Copy everything in the records, character for character, except images.
=== Section Start ===
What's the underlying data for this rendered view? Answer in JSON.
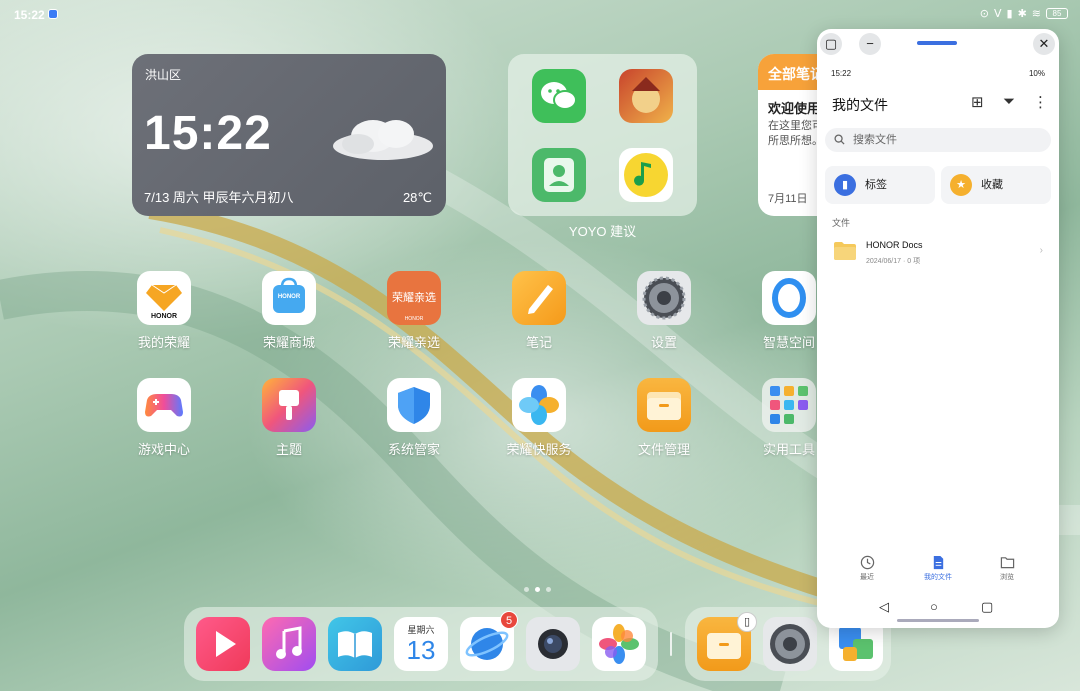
{
  "status": {
    "time": "15:22",
    "battery": "85"
  },
  "clock_widget": {
    "district": "洪山区",
    "time": "15:22",
    "date": "7/13 周六 甲辰年六月初八",
    "temperature": "28℃"
  },
  "yoyo": {
    "label": "YOYO 建议",
    "apps": [
      "wechat-icon",
      "game-icon",
      "contacts-icon",
      "music-icon"
    ]
  },
  "notes_widget": {
    "header": "全部笔记",
    "title": "欢迎使用",
    "line1": "在这里您可",
    "line2": "所思所想。",
    "date": "7月11日"
  },
  "apps_row1": [
    {
      "label": "我的荣耀",
      "icon": "honor-diamond-icon"
    },
    {
      "label": "荣耀商城",
      "icon": "honor-store-icon"
    },
    {
      "label": "荣耀亲选",
      "icon": "honor-select-icon"
    },
    {
      "label": "笔记",
      "icon": "notes-icon"
    },
    {
      "label": "设置",
      "icon": "settings-icon"
    },
    {
      "label": "智慧空间",
      "icon": "smart-space-icon"
    }
  ],
  "apps_row2": [
    {
      "label": "游戏中心",
      "icon": "gamepad-icon"
    },
    {
      "label": "主题",
      "icon": "theme-brush-icon"
    },
    {
      "label": "系统管家",
      "icon": "shield-icon"
    },
    {
      "label": "荣耀快服务",
      "icon": "quick-service-icon"
    },
    {
      "label": "文件管理",
      "icon": "folder-icon"
    },
    {
      "label": "实用工具",
      "icon": "tools-folder-icon"
    }
  ],
  "icon_texts": {
    "honor": "HONOR",
    "select": "荣耀亲选",
    "calendar_weekday": "星期六",
    "calendar_day": "13"
  },
  "dock": {
    "browser_badge": "5"
  },
  "file_window": {
    "status_time": "15:22",
    "status_battery": "10%",
    "title": "我的文件",
    "search_placeholder": "搜索文件",
    "card_tags": "标签",
    "card_favorites": "收藏",
    "section_files": "文件",
    "folder_name": "HONOR Docs",
    "folder_meta": "2024/06/17 · 0 项",
    "nav_recent": "最近",
    "nav_myfiles": "我的文件",
    "nav_browse": "浏览"
  },
  "colors": {
    "accent": "#3b6fe0",
    "notes_orange": "#f7a23a",
    "badge_red": "#e8473c"
  }
}
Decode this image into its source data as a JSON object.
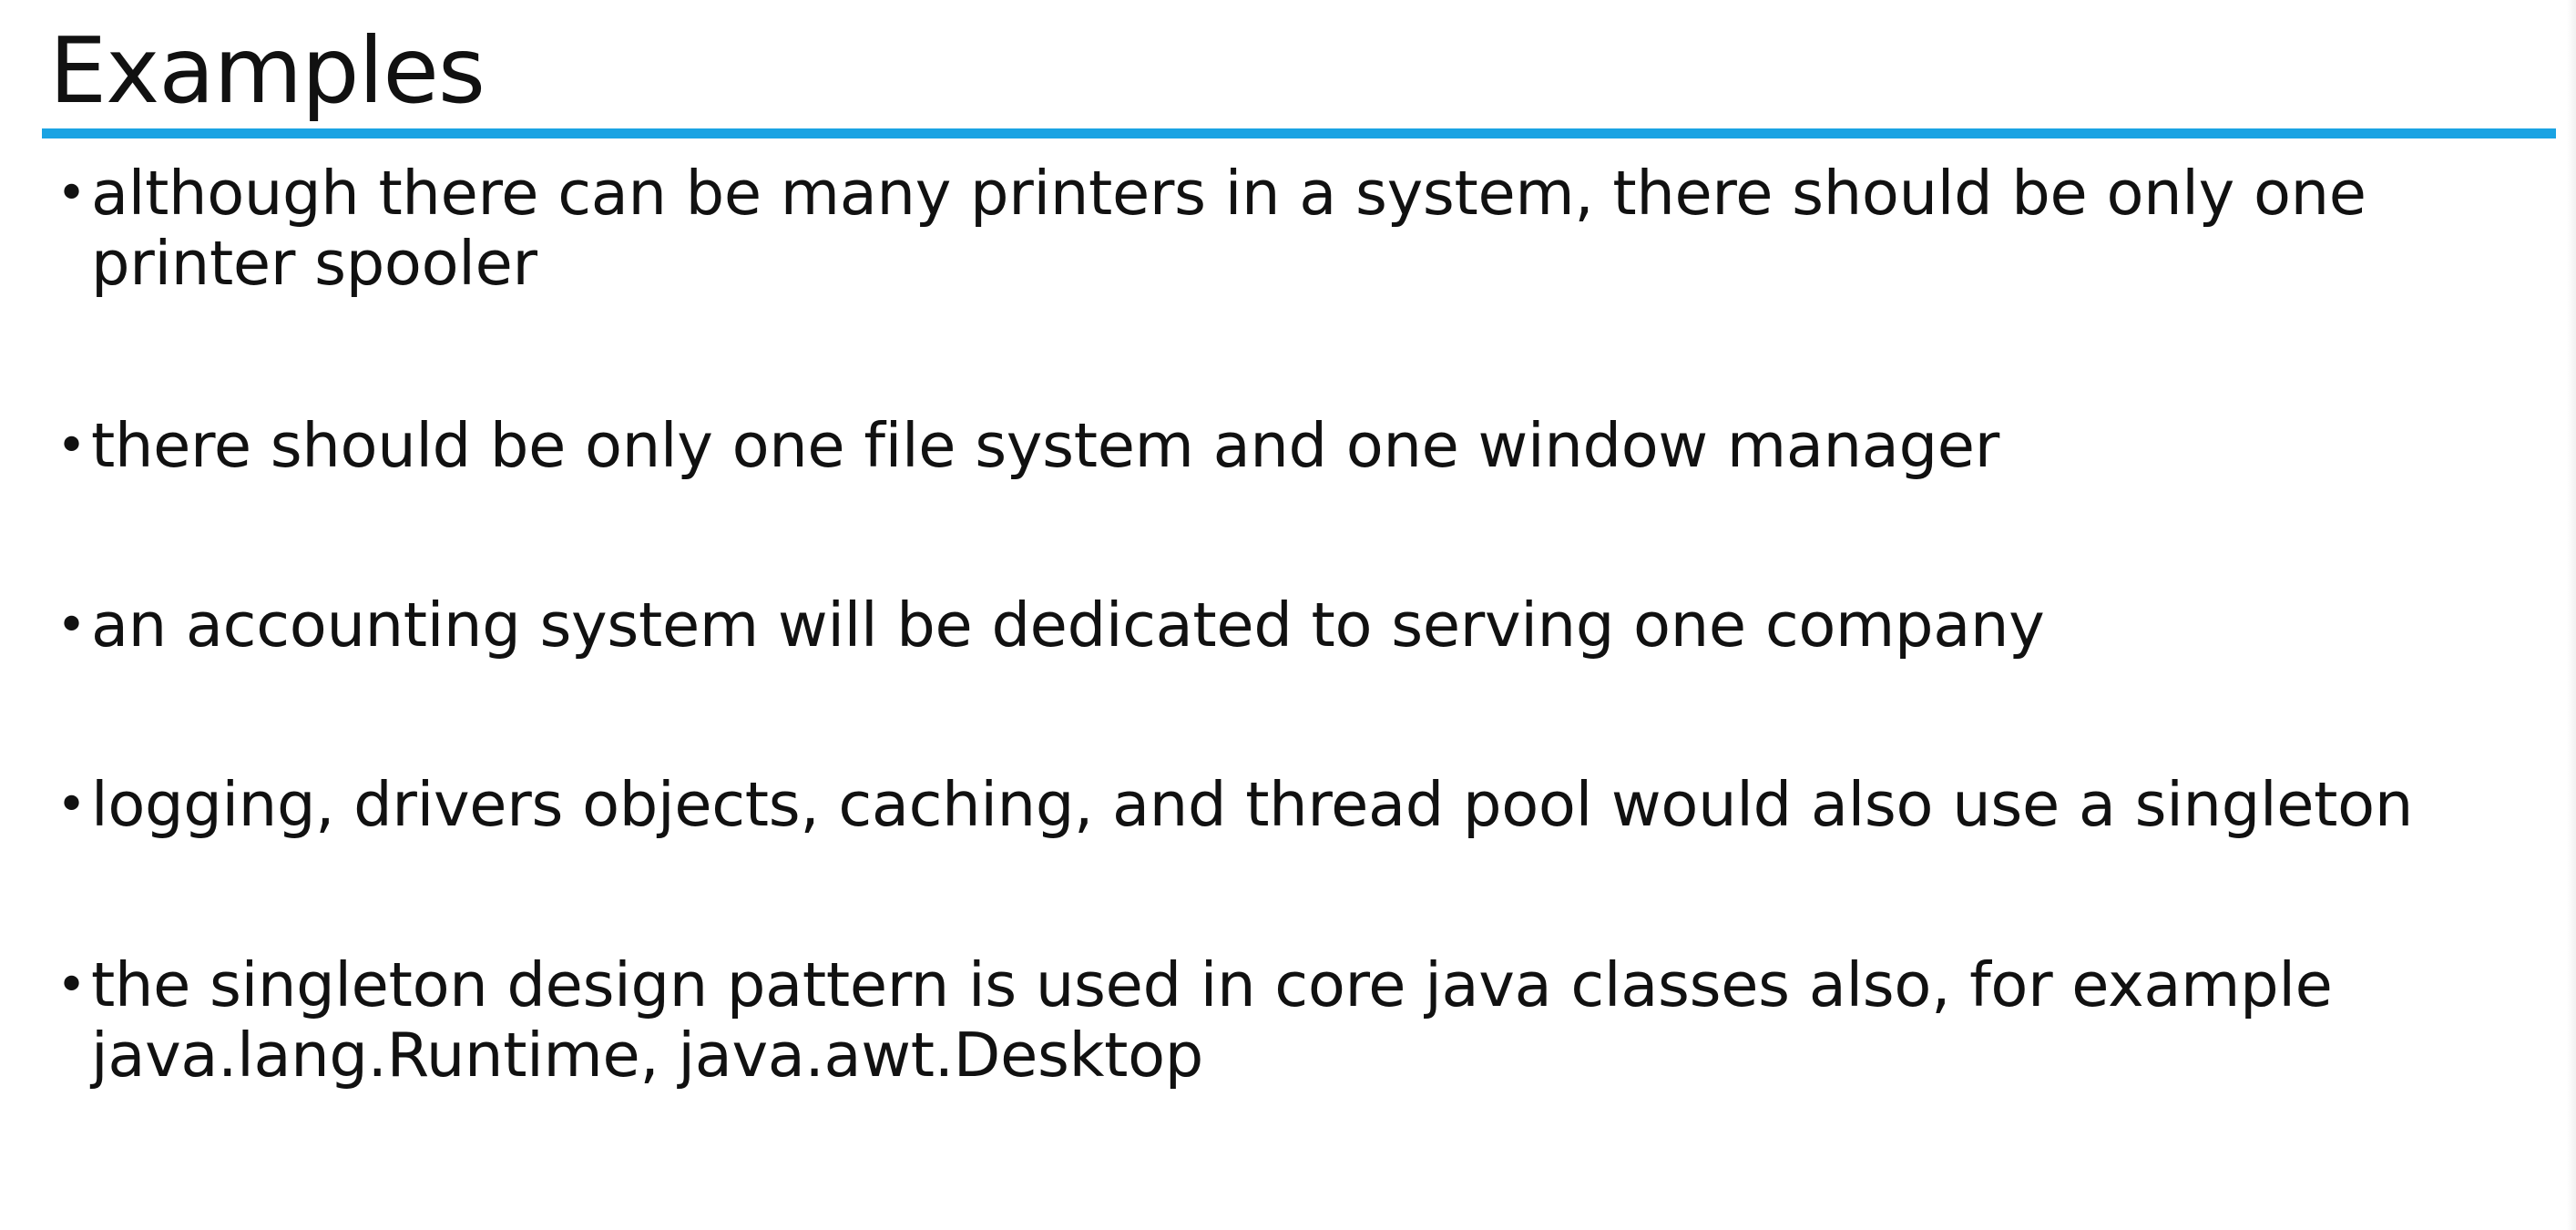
{
  "slide": {
    "title": "Examples",
    "accent_color": "#1aa3e3",
    "bullet_symbol": "•",
    "bullets": [
      {
        "line1": "although there can be many printers in a system, there should be only one",
        "line2": "printer spooler"
      },
      {
        "line1": "there should be only one file system and one window manager",
        "line2": ""
      },
      {
        "line1": "an accounting system will be dedicated to serving one company",
        "line2": ""
      },
      {
        "line1": "logging, drivers objects, caching, and thread pool would also use a singleton",
        "line2": ""
      },
      {
        "line1": "the singleton design pattern is used in core java classes also, for example",
        "line2": "java.lang.Runtime, java.awt.Desktop"
      }
    ]
  }
}
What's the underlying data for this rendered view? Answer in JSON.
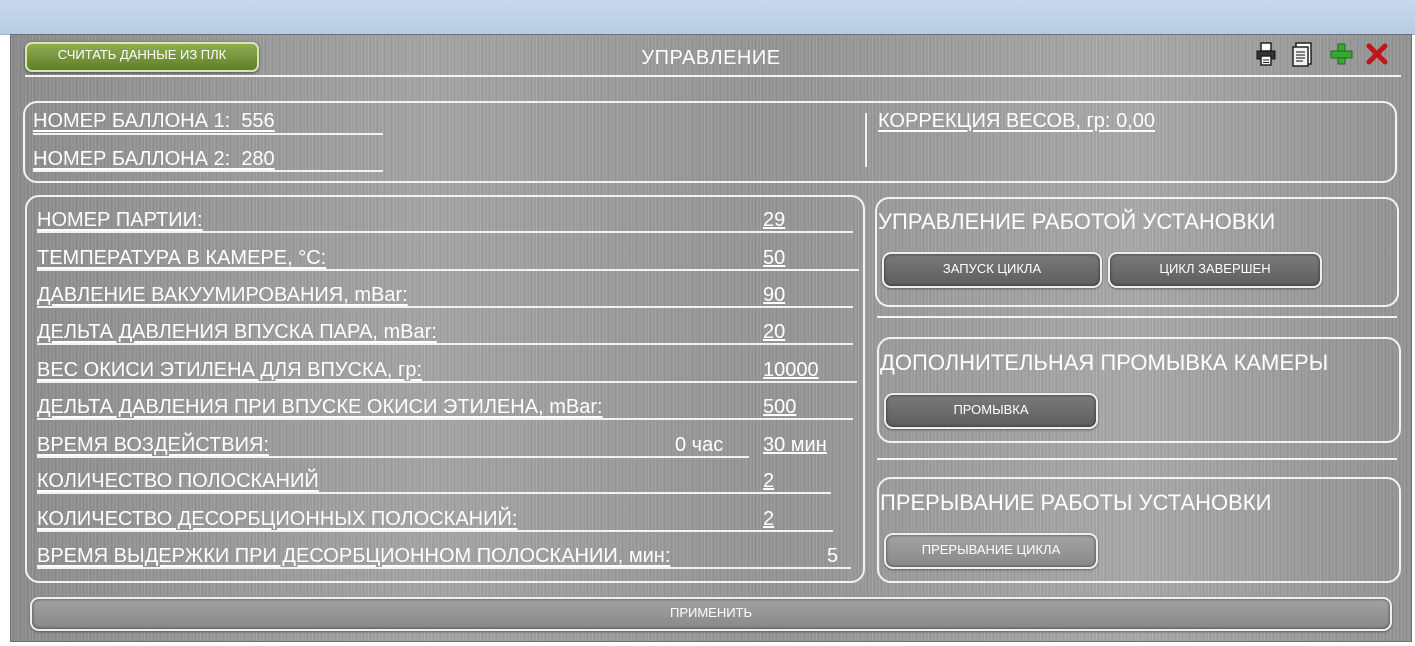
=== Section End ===
▸ Result below
What's the underlying data for this rendered view? Answer in JSON.
{
  "status": {
    "time": "15:22",
    "battery": "85"
  },
  "clock_widget": {
    "district": "洪山区",
    "time": "15:22",
    "date": "7/13 周六 甲辰年六月初八",
    "temperature": "28℃"
  },
  "yoyo": {
    "label": "YOYO 建议",
    "apps": [
      "wechat-icon",
      "game-icon",
      "contacts-icon",
      "music-icon"
    ]
  },
  "notes_widget": {
    "header": "全部笔记",
    "title": "欢迎使用",
    "line1": "在这里您可",
    "line2": "所思所想。",
    "date": "7月11日"
  },
  "apps_row1": [
    {
      "label": "我的荣耀",
      "icon": "honor-diamond-icon"
    },
    {
      "label": "荣耀商城",
      "icon": "honor-store-icon"
    },
    {
      "label": "荣耀亲选",
      "icon": "honor-select-icon"
    },
    {
      "label": "笔记",
      "icon": "notes-icon"
    },
    {
      "label": "设置",
      "icon": "settings-icon"
    },
    {
      "label": "智慧空间",
      "icon": "smart-space-icon"
    }
  ],
  "apps_row2": [
    {
      "label": "游戏中心",
      "icon": "gamepad-icon"
    },
    {
      "label": "主题",
      "icon": "theme-brush-icon"
    },
    {
      "label": "系统管家",
      "icon": "shield-icon"
    },
    {
      "label": "荣耀快服务",
      "icon": "quick-service-icon"
    },
    {
      "label": "文件管理",
      "icon": "folder-icon"
    },
    {
      "label": "实用工具",
      "icon": "tools-folder-icon"
    }
  ],
  "icon_texts": {
    "honor": "HONOR",
    "select": "荣耀亲选",
    "calendar_weekday": "星期六",
    "calendar_day": "13"
  },
  "dock": {
    "browser_badge": "5"
  },
  "file_window": {
    "status_time": "15:22",
    "status_battery": "10%",
    "title": "我的文件",
    "search_placeholder": "搜索文件",
    "card_tags": "标签",
    "card_favorites": "收藏",
    "section_files": "文件",
    "folder_name": "HONOR Docs",
    "folder_meta": "2024/06/17 · 0 项",
    "nav_recent": "最近",
    "nav_myfiles": "我的文件",
    "nav_browse": "浏览"
  },
  "colors": {
    "accent": "#3b6fe0",
    "notes_orange": "#f7a23a",
    "badge_red": "#e8473c"
  }
}
Decode this image into its source data as a JSON object.
{
  "slide": {
    "title": "Examples",
    "accent_color": "#1aa3e3",
    "bullet_symbol": "•",
    "bullets": [
      {
        "line1": "although there can be many printers in a system, there should be only one",
        "line2": "printer spooler"
      },
      {
        "line1": "there should be only one file system and one window manager",
        "line2": ""
      },
      {
        "line1": "an accounting system will be dedicated to serving one company",
        "line2": ""
      },
      {
        "line1": "logging, drivers objects, caching, and thread pool would also use a singleton",
        "line2": ""
      },
      {
        "line1": "the singleton design pattern is used in core java classes also, for example",
        "line2": "java.lang.Runtime, java.awt.Desktop"
      }
    ]
  }
}
What's the underlying data for this rendered view? Answer in JSON.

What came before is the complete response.